> PROVIDED RECORDS
++++++

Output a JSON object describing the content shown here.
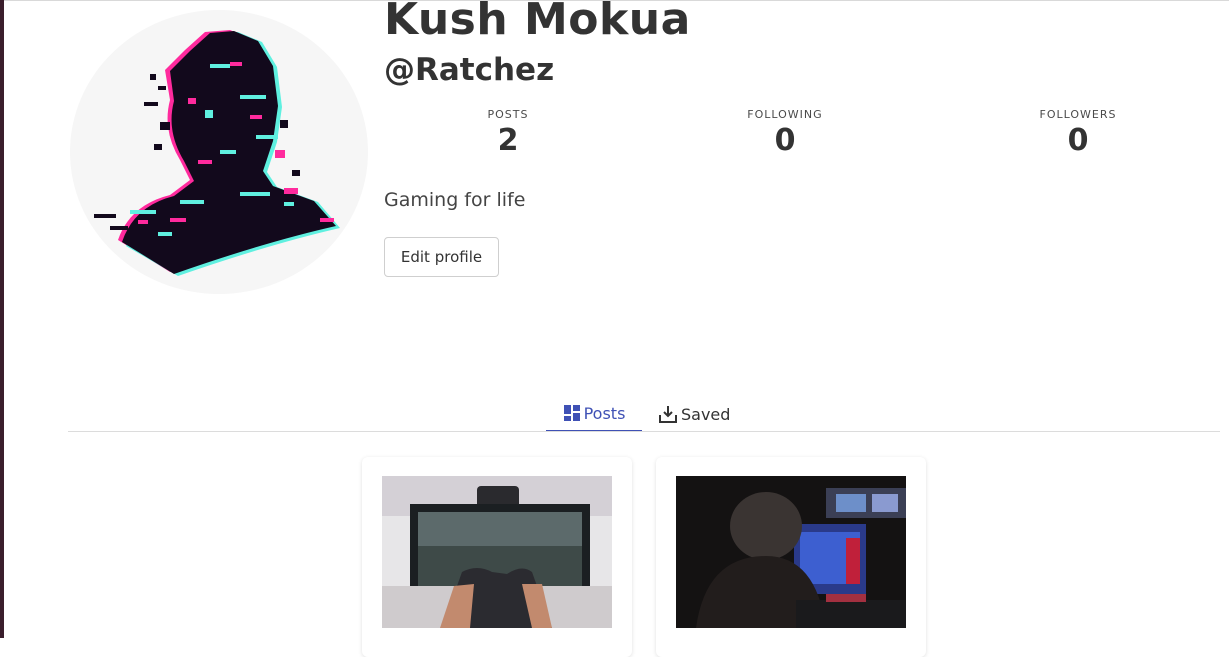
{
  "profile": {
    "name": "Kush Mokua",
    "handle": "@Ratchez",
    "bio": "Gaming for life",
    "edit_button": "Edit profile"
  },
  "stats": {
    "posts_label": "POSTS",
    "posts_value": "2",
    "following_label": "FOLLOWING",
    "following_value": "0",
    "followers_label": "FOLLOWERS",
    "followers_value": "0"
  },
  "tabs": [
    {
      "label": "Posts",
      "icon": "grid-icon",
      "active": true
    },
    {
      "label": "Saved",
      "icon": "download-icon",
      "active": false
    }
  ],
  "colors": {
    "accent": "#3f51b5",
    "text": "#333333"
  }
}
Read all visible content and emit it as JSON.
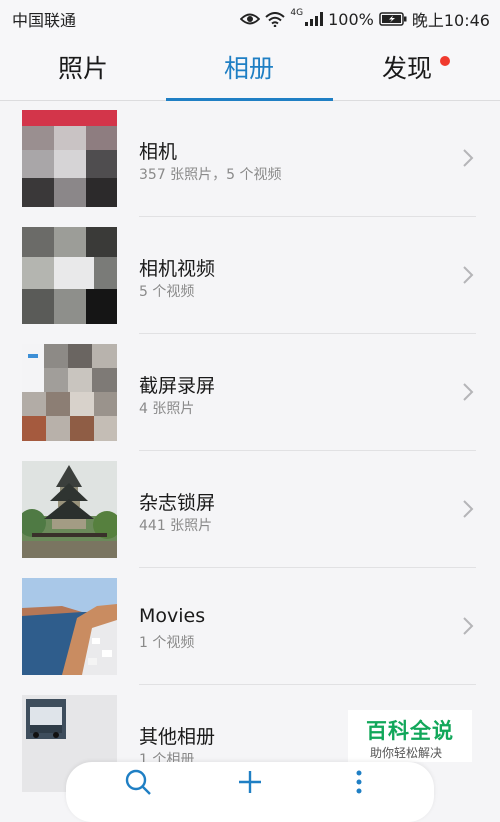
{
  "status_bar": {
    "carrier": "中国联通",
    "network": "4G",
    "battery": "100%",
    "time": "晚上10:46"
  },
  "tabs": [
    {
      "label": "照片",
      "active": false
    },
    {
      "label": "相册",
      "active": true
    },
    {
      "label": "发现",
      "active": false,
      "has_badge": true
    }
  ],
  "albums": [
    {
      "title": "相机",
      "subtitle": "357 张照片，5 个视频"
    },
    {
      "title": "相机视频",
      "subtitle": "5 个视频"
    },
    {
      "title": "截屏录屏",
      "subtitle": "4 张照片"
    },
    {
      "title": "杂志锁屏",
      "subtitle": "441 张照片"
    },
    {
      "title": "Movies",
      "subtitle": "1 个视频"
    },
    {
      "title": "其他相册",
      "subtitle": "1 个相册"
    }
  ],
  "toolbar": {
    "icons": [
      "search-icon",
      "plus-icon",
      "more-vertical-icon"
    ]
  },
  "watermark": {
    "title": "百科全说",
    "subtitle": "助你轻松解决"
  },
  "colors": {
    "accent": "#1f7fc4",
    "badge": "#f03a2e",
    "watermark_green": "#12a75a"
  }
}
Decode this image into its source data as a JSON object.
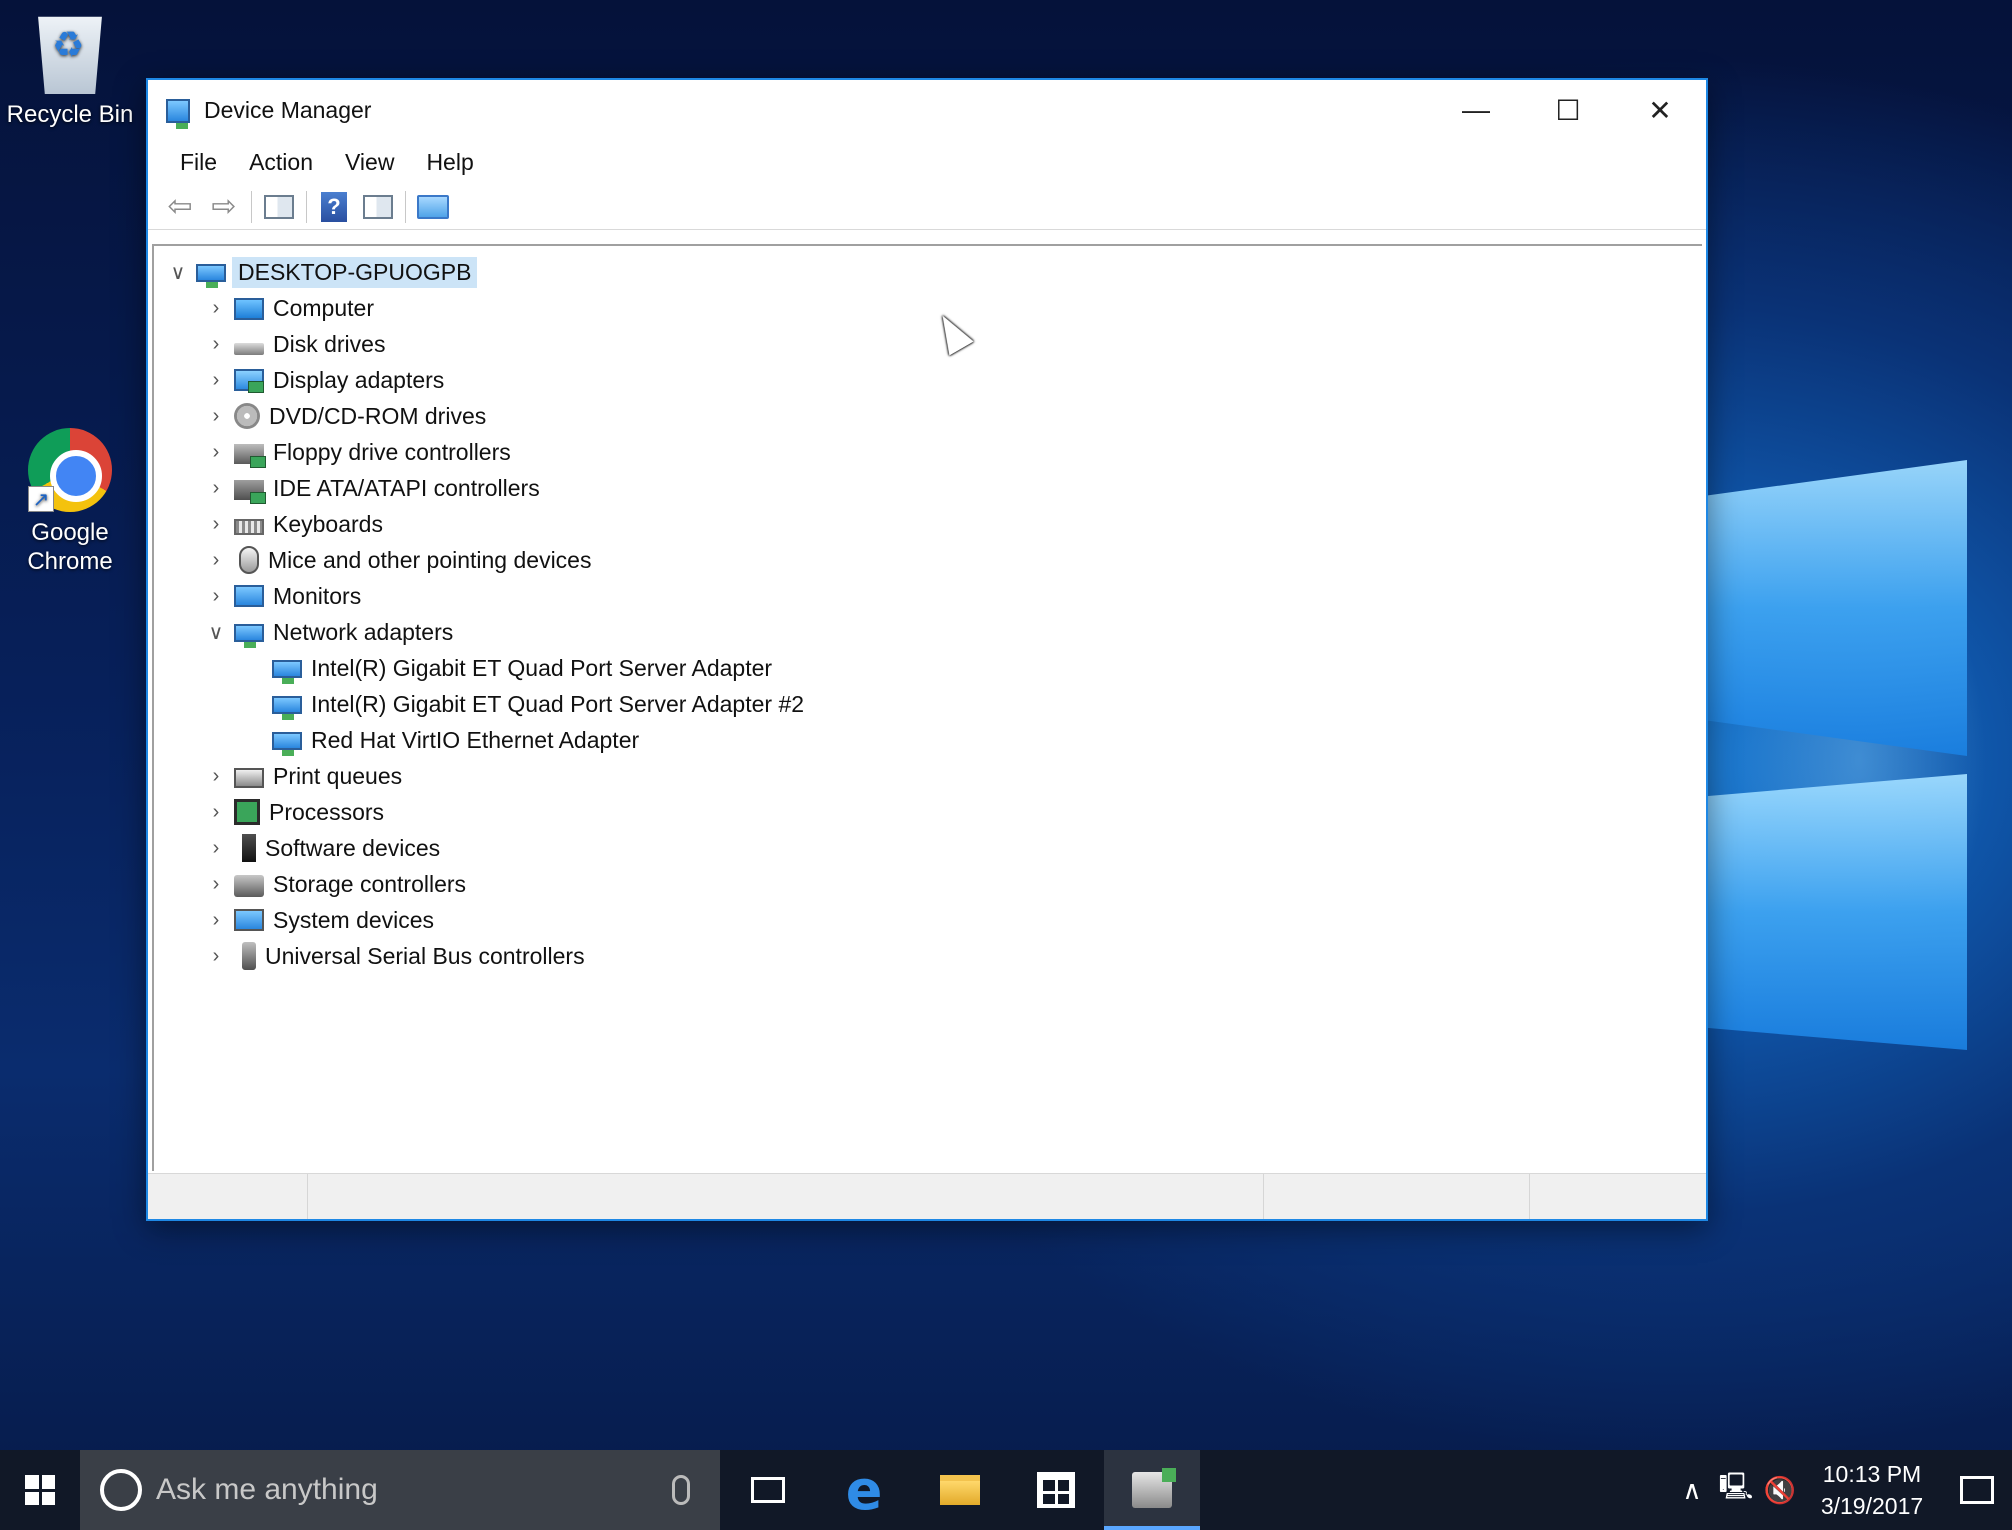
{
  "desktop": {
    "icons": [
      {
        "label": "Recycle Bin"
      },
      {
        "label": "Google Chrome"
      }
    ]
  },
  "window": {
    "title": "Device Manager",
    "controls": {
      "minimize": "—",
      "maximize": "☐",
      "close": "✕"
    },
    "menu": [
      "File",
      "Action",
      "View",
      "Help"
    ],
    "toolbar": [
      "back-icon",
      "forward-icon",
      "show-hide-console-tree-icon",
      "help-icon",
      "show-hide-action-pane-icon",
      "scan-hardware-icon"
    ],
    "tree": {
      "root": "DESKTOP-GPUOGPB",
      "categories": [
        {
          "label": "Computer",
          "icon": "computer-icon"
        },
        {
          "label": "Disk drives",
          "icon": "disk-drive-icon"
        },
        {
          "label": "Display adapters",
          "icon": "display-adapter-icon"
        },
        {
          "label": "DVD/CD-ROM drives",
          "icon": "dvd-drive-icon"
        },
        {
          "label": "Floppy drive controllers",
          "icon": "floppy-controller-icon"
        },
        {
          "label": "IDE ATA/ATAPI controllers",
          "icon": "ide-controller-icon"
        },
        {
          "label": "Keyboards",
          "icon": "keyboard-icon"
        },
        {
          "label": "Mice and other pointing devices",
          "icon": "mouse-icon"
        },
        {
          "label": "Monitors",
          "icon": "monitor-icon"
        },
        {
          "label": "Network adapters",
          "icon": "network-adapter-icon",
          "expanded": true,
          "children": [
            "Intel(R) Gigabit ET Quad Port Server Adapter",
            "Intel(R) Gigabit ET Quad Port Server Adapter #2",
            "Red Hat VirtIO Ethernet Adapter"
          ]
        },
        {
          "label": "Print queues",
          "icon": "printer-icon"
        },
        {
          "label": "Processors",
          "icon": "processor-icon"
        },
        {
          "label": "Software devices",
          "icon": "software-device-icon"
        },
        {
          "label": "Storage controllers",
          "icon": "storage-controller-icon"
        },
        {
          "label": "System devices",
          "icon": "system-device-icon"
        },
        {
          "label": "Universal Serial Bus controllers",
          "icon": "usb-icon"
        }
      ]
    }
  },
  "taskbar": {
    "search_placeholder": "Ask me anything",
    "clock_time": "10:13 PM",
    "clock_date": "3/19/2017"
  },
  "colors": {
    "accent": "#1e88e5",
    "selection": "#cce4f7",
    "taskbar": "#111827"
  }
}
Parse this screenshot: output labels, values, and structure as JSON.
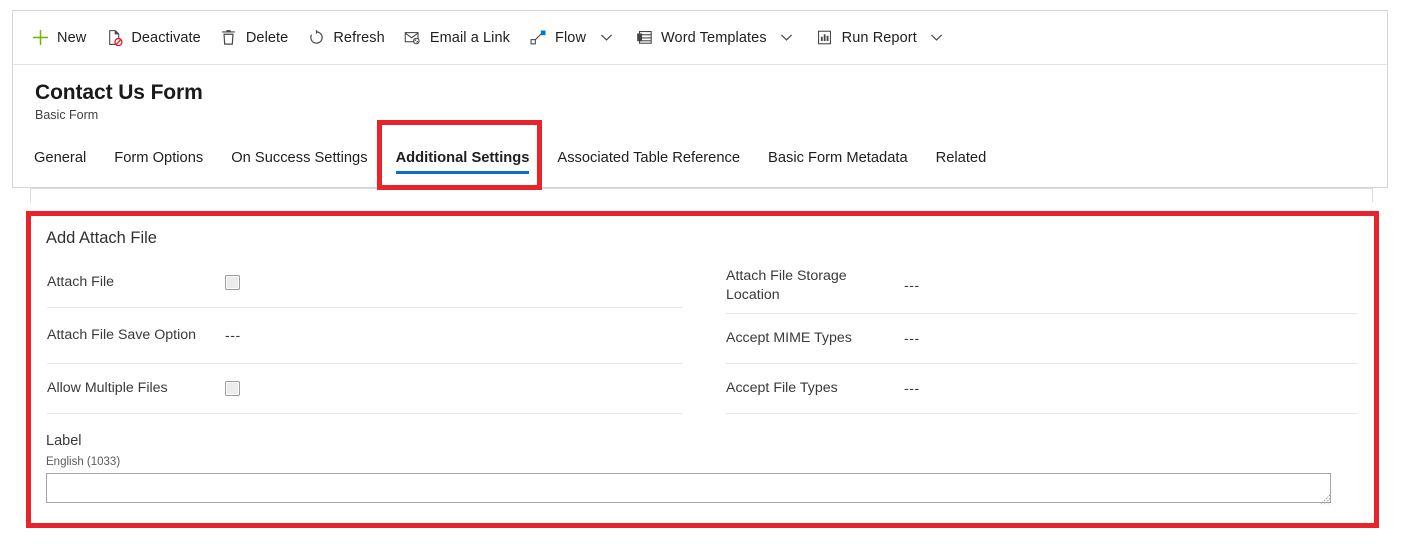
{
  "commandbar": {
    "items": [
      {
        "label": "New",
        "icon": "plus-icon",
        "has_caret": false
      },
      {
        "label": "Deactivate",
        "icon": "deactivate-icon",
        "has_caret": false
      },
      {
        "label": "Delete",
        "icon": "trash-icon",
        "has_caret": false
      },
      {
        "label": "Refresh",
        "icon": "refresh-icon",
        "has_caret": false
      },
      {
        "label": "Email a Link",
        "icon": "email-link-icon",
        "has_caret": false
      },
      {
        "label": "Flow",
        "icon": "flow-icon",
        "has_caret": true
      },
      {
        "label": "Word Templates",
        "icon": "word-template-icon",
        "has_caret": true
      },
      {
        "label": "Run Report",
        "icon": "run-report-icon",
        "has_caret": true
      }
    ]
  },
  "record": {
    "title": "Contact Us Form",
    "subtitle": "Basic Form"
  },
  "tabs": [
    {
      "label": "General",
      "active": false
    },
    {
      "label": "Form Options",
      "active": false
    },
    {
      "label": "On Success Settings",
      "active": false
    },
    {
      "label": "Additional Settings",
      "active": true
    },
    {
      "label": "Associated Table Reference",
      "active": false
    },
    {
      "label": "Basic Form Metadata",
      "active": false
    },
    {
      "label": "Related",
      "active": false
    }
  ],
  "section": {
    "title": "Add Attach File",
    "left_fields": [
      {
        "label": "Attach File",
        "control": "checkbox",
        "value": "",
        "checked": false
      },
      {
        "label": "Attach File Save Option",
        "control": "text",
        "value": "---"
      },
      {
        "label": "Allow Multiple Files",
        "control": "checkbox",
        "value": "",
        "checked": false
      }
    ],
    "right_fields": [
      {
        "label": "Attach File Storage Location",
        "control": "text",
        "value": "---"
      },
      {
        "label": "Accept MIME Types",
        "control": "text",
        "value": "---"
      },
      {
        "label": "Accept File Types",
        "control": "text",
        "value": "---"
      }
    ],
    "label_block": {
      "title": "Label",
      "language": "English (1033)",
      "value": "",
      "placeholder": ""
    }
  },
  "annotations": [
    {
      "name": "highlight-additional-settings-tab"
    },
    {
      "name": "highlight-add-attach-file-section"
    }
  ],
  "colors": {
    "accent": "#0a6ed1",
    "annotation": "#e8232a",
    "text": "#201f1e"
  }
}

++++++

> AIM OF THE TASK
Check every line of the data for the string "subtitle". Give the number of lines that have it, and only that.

> ANSWER FOR THE TASK
8